Exercise prompt: All of the data, word for word and free of pictures, is the expected result.

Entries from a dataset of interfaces
<<<<
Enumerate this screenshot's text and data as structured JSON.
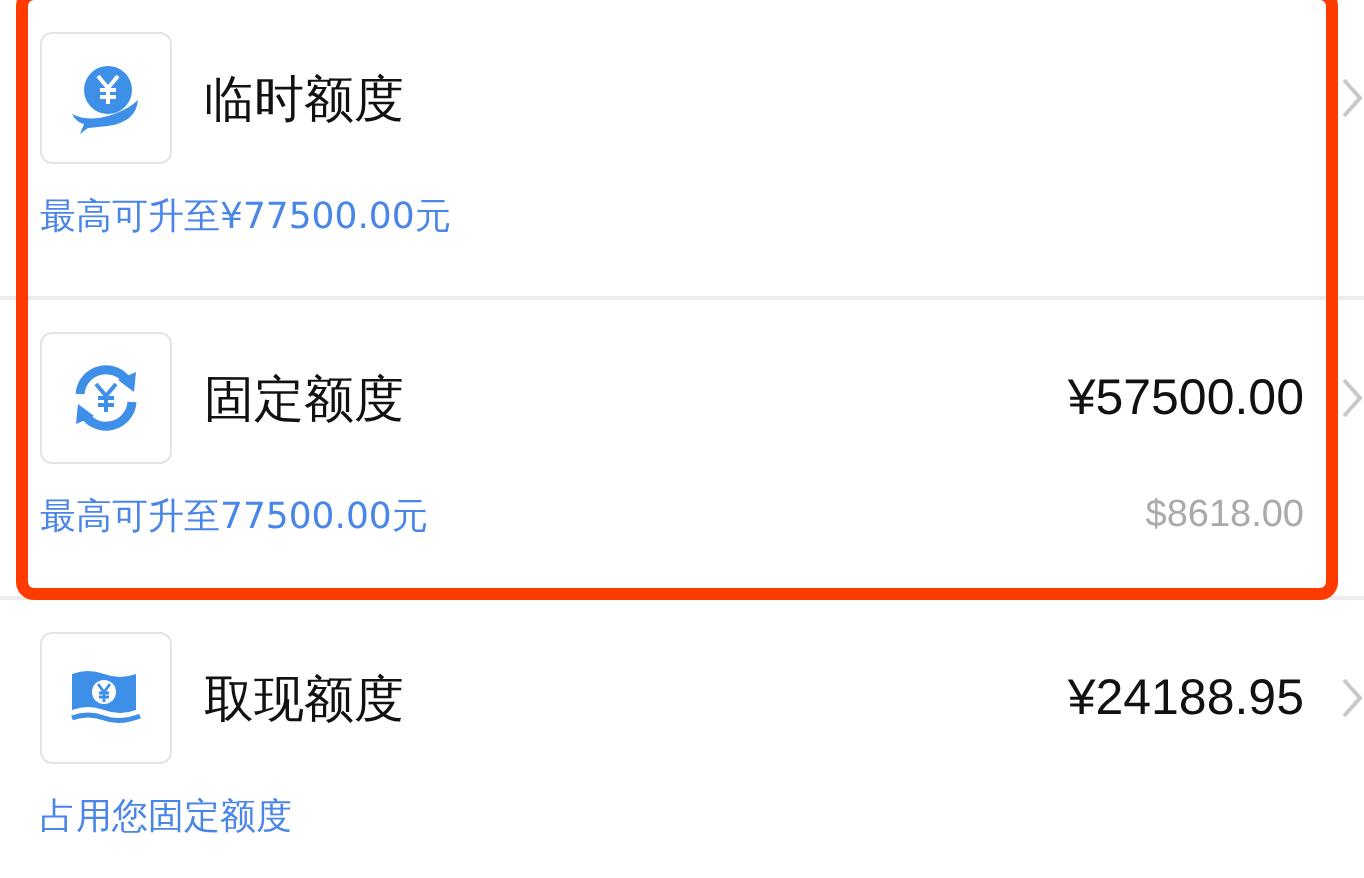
{
  "rows": [
    {
      "title": "临时额度",
      "note": "最高可升至¥77500.00元",
      "highlighted": true
    },
    {
      "title": "固定额度",
      "amount": "¥57500.00",
      "note": "最高可升至77500.00元",
      "secondary": "$8618.00",
      "highlighted": true
    },
    {
      "title": "取现额度",
      "amount": "¥24188.95",
      "note": "占用您固定额度",
      "highlighted": false
    }
  ]
}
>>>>
Result of this task:
Enumerate this screenshot's text and data as structured JSON.
{
  "rows": [
    {
      "title": "临时额度",
      "note": "最高可升至¥77500.00元",
      "highlighted": true
    },
    {
      "title": "固定额度",
      "amount": "¥57500.00",
      "note": "最高可升至77500.00元",
      "secondary": "$8618.00",
      "highlighted": true
    },
    {
      "title": "取现额度",
      "amount": "¥24188.95",
      "note": "占用您固定额度",
      "highlighted": false
    }
  ]
}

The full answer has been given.